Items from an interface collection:
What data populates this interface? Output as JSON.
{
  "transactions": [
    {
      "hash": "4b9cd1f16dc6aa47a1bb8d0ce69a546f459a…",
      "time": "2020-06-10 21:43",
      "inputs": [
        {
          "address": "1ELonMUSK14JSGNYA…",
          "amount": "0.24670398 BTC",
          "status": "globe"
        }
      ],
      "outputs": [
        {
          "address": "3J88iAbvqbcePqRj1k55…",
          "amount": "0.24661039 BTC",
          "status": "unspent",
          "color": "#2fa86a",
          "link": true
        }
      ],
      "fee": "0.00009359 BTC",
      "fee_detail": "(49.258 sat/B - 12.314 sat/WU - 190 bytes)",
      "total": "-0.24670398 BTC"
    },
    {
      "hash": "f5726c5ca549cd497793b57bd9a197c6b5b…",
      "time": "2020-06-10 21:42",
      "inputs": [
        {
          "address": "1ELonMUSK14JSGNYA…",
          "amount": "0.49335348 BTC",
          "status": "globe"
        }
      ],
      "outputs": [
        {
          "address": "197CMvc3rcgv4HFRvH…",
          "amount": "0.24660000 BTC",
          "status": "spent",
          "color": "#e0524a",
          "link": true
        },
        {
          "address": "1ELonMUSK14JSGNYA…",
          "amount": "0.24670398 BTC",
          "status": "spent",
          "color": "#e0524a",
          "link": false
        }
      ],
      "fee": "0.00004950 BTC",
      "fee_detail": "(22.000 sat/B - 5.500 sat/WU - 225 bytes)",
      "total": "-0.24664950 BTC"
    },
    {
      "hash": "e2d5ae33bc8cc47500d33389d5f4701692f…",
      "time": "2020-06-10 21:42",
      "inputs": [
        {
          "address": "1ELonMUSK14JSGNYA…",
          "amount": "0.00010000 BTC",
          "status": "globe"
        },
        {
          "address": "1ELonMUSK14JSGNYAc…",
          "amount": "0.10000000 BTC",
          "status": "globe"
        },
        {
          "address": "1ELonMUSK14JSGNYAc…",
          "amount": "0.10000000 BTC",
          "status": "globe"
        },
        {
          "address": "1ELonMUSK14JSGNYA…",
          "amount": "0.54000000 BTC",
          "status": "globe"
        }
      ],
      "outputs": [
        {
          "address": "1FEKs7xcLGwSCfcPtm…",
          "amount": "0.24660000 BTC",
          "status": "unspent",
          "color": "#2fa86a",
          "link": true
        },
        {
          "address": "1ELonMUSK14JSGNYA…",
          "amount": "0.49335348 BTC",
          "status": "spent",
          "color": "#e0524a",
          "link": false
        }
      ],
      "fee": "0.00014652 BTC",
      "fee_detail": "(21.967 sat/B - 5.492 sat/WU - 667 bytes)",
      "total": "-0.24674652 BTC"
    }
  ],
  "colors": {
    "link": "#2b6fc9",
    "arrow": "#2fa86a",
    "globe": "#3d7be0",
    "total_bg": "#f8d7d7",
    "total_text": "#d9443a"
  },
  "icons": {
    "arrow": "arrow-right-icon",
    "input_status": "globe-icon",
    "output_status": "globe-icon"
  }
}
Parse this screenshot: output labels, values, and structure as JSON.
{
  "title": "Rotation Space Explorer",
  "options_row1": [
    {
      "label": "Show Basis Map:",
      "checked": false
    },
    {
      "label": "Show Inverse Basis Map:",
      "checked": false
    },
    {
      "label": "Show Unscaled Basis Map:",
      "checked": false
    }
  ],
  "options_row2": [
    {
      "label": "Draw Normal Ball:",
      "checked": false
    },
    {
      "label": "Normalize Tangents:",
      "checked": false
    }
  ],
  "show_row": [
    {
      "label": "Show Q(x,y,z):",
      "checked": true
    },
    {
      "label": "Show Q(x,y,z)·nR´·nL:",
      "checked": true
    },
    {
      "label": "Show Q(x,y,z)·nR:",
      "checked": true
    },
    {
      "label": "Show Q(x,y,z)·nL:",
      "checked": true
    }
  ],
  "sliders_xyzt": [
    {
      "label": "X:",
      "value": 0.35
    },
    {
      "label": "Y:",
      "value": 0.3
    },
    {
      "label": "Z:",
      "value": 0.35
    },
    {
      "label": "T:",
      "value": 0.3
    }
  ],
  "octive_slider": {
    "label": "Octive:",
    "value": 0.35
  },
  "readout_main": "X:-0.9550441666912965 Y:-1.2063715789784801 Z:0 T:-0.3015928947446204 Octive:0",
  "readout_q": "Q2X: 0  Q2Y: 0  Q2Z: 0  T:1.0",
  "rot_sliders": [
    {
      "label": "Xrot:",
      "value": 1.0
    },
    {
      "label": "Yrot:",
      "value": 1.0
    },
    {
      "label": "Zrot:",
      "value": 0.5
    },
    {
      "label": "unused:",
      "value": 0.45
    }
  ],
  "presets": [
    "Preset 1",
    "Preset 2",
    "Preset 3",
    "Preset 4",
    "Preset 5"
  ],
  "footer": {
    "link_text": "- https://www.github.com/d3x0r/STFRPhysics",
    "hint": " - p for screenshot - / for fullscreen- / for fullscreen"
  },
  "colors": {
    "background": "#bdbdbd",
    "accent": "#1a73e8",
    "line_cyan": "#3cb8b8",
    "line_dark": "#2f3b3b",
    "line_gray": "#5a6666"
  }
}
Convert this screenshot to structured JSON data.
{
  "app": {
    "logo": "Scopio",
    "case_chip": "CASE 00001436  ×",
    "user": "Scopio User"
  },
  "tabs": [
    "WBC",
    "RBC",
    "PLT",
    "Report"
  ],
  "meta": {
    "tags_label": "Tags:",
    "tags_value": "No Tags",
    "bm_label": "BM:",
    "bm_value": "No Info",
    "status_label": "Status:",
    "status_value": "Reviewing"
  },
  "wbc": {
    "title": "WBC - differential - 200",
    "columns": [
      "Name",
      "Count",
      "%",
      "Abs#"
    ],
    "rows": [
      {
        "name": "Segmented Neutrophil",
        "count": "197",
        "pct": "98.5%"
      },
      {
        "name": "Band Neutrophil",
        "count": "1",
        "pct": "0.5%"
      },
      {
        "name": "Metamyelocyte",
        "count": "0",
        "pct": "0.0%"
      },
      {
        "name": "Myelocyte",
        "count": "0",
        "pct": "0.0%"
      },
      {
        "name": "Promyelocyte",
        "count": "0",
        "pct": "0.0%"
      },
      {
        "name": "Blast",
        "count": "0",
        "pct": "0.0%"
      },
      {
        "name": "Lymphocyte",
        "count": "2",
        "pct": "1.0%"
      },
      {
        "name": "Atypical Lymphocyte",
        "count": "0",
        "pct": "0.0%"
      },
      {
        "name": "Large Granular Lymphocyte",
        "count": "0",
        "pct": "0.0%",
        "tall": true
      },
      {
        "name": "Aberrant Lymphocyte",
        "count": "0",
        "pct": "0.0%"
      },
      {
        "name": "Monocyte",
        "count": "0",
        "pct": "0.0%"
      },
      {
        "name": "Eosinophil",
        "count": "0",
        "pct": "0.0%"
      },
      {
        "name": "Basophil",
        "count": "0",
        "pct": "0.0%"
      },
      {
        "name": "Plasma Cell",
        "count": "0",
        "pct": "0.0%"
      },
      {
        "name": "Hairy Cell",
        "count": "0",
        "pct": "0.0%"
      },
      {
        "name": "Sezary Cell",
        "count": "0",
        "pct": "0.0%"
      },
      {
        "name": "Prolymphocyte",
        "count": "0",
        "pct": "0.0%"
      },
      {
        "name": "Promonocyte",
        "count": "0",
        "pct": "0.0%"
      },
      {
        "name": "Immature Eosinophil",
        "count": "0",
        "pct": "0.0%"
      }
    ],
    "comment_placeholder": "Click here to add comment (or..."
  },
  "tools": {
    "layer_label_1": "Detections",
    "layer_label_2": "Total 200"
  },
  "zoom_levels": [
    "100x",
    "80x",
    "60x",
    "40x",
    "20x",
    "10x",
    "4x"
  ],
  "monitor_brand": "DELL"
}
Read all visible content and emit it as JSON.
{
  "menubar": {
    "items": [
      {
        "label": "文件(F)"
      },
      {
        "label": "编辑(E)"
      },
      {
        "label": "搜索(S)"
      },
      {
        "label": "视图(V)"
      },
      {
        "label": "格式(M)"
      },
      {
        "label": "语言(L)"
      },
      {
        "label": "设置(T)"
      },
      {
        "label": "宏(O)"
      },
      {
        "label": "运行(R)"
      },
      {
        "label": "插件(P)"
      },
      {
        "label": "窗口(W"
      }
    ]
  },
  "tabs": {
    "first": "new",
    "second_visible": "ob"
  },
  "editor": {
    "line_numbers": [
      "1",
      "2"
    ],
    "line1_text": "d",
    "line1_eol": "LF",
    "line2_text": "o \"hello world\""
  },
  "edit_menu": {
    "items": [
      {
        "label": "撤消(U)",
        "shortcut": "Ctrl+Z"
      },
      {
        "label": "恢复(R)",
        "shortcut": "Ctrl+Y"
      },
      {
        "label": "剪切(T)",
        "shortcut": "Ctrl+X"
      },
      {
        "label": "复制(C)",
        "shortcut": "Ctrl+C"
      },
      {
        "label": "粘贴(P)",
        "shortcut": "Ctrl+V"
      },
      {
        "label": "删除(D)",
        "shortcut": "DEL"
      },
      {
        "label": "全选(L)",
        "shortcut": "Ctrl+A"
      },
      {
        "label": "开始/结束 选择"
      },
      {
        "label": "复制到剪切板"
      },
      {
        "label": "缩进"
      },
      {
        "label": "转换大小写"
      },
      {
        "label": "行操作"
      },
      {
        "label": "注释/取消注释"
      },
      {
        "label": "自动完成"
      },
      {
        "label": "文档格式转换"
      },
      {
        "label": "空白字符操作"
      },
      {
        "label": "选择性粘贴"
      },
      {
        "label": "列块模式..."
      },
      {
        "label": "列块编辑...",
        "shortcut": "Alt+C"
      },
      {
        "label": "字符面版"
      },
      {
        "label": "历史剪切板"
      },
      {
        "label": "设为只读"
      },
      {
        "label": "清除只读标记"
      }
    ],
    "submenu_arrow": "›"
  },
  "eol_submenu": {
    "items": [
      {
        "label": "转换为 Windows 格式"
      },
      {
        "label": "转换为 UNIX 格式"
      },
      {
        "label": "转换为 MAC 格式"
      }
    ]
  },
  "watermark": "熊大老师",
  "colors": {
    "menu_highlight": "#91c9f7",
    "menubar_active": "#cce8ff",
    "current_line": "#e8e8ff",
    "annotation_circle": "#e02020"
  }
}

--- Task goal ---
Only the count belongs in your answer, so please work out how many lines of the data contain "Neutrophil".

--- Written answer ---
2